The manufacturing PMI dropped to a six month low in January, down from 56.2 to 55.3. While this does represent the second consecutive month of cooling from November’s four year high, the indicator remains well above both the 50-no change mark and long run average of 51.7.


Indeed activity across the sector remains robust. Output and orders continued to rise at a solid pace on the back of the strong global economy, although the rate of expansion was its slowest for six and seven months respectively.

Top line from today’s data: Manufacturing activity is still growing at a healthy notch, just not at the same pace compared to the back end of 2017. All is well.


2) Investment goods continue to benefit

Looking at the sector data reveal solid increases in output and new orders across the consumer, intermediate and investment goods sectors. But it is the investment goods sector which continues to expand at the greatest rate, as the revival in capital good markets continues into 2018, on the back of the global economy upswing. Sound familiar? Read more in our latest Manufacturing Outlook.


3) Exports remain in a sweet spot

January once again saw a strengthening in new export orders. In fact while the rate of expansion in output and orders has slowed in the domestic market, foreign demand continues to impress, expanding at one of the quickest rates over the past four years. There appears to be no ill effects yet from Sterling’s recent rallies, and instead the sector continues to benefit from healthy global demand conditions, with increased sales to clients in North America, China, Europe, the Middle East and Japan all reported.

The fact that strong export demand is primarily a global economy story, and not a sterling depreciation story, is reflected in the healthy PMIs recorded across the continent. It’s not just UK manufacturing having a good time therefore, the global manufacturing industry is on the up too.


4) Re-emerging price pressures

One concern from today’s release will be the return in price pressures. Previous releases had suggested that price pressures were beginning to cool in the sector, but January saw input prices surge to an 11 month high. According to the survey the increase in production costs came on the back of an increase in prices across a wide range of raw materials and commodities including chemicals, food products, metals and perhaps most notably oil.

Worryingly for consumers part of the increase in costs were passed on to clients in the form of higher output prices. January saw the steepest increase in output charges since April of last year. Whether these price increases are a one off, or a more sustained dynamic will be something we will be keeping a close eye on over the coming releases.


5) Overall the sector is in good health

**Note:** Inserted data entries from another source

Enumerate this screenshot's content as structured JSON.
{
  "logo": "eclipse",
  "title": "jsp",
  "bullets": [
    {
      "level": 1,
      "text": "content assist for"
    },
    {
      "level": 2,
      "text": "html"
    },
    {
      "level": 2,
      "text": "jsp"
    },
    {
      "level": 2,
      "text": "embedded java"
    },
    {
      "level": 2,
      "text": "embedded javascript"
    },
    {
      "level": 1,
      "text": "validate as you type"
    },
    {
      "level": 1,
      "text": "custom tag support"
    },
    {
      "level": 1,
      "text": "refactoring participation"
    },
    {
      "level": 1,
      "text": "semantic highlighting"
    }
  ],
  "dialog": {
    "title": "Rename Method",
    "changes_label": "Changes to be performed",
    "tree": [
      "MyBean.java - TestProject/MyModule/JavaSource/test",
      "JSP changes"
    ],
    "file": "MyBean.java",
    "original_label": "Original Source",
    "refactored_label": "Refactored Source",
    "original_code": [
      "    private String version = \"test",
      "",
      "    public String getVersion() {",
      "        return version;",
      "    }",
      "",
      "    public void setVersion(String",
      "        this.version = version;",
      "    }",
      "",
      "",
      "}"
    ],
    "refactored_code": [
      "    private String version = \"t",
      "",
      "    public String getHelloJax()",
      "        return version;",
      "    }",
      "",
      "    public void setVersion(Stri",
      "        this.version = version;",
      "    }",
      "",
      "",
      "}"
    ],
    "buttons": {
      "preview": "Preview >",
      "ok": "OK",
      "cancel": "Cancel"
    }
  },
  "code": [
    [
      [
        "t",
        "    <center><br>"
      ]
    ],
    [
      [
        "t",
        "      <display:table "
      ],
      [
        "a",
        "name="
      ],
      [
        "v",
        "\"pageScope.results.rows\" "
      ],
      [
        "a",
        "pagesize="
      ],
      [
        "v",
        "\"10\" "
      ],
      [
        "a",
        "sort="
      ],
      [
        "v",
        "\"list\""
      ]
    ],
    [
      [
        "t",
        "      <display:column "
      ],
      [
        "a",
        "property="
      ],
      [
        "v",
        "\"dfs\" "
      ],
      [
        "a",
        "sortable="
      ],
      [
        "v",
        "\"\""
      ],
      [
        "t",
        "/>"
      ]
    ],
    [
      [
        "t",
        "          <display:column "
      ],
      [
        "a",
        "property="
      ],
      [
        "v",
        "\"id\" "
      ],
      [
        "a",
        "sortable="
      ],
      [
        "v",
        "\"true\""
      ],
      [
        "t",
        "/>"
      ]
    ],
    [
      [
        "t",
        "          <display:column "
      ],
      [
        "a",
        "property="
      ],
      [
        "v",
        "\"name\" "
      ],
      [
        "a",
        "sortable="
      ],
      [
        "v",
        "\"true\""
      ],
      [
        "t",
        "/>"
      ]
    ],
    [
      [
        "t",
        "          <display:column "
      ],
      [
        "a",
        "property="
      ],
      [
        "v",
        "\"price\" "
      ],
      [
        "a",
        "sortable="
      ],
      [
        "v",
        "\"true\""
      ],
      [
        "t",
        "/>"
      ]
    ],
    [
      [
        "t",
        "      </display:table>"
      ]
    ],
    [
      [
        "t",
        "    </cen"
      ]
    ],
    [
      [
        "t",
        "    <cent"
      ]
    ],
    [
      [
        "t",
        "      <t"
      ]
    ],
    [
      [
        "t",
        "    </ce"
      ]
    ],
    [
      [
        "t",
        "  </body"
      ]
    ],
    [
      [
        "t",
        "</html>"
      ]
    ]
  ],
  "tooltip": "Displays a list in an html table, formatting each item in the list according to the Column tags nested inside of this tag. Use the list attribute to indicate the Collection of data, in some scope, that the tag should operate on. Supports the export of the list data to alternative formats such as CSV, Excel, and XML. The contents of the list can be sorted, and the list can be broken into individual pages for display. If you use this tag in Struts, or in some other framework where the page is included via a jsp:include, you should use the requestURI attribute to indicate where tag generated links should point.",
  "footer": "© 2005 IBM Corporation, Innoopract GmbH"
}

Despite the PMI falling, and the sector to some extent stumbling into 2018, today’s release makes for good reading. Continued growth in output and orders, strong job creation, and optimism rising to its highest level for 2 years, all suggest that manufacturing should continue to contribute positively to overall growth in the coming quarters.